_What this task involves_
Say how many lines below contain the word "telenor". The number is the entire reply.

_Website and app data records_
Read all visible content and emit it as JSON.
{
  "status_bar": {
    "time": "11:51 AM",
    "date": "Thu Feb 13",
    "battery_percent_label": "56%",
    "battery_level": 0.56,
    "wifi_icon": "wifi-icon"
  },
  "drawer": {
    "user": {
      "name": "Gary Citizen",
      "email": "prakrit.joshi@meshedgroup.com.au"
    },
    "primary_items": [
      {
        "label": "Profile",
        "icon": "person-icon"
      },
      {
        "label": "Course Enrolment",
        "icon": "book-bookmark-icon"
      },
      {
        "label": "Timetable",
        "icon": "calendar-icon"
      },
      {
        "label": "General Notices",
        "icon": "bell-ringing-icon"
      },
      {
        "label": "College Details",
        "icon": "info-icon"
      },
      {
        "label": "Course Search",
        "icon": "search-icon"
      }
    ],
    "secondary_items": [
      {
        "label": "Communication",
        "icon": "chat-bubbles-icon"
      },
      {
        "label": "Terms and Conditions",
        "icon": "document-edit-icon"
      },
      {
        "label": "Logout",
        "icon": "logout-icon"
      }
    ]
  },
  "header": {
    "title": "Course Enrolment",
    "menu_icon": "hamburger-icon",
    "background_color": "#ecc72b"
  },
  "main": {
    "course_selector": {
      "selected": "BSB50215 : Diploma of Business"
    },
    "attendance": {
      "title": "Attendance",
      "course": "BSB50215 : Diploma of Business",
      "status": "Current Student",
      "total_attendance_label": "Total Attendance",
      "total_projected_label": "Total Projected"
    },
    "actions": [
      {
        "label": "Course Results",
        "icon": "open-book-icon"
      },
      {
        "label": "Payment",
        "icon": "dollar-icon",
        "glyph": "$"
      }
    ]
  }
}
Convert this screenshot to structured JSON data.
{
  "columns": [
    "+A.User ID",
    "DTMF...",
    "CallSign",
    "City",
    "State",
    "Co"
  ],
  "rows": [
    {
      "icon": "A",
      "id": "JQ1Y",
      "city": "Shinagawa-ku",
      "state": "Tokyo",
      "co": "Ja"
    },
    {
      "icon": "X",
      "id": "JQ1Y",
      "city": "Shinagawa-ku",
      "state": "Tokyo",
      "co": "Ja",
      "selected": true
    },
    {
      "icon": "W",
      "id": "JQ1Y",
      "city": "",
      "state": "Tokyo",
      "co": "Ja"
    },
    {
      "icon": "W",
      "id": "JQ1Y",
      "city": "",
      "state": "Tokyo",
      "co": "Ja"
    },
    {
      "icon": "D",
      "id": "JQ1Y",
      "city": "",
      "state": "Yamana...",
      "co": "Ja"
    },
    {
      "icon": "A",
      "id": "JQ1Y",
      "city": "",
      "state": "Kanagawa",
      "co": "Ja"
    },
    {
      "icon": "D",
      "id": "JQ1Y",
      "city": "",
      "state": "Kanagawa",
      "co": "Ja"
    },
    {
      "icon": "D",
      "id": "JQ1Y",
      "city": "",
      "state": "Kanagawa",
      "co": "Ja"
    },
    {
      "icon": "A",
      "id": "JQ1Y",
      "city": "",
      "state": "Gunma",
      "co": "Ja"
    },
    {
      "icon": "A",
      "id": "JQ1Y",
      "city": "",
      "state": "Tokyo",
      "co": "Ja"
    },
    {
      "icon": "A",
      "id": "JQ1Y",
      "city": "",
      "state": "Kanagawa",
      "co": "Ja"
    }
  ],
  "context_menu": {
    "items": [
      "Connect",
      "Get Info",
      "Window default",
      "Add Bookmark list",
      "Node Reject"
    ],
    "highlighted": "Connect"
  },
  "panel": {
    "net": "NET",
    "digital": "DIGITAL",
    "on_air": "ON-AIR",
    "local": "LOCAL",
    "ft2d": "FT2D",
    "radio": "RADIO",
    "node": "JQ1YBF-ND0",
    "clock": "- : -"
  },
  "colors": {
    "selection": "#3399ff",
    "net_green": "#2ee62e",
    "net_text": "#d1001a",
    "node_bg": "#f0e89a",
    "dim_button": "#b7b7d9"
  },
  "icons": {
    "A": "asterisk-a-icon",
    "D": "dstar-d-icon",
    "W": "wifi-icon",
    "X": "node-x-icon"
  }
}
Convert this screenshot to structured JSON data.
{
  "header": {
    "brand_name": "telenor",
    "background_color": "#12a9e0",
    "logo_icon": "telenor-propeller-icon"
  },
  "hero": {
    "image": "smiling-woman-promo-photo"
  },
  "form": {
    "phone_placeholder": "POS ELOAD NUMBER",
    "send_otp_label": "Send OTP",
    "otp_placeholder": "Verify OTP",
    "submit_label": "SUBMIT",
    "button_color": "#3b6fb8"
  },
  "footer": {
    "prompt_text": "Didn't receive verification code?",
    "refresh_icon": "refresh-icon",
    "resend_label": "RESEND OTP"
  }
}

_Answer to this exercise_
2